Within the entries underneath, how many lines include the string "Default"? State only the number.

─── EXTRACTED MATERIAL ───

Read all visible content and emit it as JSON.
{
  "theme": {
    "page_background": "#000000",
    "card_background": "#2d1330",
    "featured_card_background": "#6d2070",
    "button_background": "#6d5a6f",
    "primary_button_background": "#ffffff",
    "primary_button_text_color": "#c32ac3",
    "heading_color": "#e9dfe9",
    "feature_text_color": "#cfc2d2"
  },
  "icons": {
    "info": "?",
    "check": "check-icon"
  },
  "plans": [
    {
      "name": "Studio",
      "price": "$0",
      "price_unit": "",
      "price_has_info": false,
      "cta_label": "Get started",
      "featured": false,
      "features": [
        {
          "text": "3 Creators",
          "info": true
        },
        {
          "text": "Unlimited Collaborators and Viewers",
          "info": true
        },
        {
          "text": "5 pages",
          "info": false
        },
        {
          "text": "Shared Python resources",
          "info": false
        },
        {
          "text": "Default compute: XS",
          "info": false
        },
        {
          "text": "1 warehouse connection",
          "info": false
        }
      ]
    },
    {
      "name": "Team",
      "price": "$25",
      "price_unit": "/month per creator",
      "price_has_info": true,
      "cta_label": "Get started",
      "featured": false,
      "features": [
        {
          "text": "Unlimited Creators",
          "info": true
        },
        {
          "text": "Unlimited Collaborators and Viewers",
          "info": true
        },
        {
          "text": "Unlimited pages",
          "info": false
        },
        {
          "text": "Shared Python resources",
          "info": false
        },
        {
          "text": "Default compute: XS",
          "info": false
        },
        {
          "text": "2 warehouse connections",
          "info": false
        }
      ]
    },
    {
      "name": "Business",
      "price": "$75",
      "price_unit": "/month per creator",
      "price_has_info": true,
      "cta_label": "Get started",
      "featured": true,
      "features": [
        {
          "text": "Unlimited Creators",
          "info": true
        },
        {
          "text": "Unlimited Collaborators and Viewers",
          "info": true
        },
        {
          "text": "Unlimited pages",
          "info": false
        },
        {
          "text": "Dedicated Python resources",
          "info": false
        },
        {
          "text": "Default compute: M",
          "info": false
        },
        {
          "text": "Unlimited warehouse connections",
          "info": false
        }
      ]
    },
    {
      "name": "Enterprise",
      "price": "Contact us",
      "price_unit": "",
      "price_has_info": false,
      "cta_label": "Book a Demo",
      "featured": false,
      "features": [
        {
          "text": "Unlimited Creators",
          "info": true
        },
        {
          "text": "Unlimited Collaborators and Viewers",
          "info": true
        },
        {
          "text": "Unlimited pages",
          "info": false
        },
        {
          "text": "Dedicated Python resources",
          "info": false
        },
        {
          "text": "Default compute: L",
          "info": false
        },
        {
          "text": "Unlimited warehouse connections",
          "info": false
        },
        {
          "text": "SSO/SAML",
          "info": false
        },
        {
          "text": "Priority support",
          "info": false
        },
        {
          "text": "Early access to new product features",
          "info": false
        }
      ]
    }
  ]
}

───
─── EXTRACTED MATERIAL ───

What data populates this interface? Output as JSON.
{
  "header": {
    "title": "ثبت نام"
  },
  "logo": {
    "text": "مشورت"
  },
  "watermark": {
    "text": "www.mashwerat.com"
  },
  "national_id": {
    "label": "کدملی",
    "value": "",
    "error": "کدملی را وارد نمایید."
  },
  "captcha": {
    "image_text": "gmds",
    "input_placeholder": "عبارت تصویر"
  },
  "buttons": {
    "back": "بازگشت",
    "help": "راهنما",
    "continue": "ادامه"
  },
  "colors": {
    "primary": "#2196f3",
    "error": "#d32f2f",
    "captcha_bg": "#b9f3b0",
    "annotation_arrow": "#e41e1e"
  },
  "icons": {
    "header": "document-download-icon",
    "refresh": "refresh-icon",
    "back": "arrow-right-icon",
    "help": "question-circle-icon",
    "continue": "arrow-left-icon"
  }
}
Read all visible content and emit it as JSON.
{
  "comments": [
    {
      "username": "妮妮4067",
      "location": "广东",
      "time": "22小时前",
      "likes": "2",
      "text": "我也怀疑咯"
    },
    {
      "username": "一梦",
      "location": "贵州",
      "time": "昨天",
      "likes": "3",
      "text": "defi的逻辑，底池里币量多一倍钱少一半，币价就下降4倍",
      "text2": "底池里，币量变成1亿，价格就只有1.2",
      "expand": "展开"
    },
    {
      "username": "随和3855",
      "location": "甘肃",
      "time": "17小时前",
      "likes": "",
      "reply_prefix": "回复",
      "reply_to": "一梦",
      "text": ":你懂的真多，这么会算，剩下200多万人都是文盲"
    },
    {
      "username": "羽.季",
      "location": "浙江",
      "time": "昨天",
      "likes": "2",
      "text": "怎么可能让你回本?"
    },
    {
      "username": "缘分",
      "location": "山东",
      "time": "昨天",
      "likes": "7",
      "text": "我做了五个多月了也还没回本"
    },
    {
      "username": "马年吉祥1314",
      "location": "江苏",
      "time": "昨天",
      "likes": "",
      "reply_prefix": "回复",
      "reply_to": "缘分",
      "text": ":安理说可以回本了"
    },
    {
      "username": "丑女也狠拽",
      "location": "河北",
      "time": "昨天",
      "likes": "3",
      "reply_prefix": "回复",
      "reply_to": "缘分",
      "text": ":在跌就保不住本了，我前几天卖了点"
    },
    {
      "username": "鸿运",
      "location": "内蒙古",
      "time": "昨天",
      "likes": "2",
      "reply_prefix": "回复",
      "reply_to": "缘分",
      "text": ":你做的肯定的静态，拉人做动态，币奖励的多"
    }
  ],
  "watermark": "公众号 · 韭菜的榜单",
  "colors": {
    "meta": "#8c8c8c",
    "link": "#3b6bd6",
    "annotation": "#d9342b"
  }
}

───

◆ **ANSWER BOX**: 4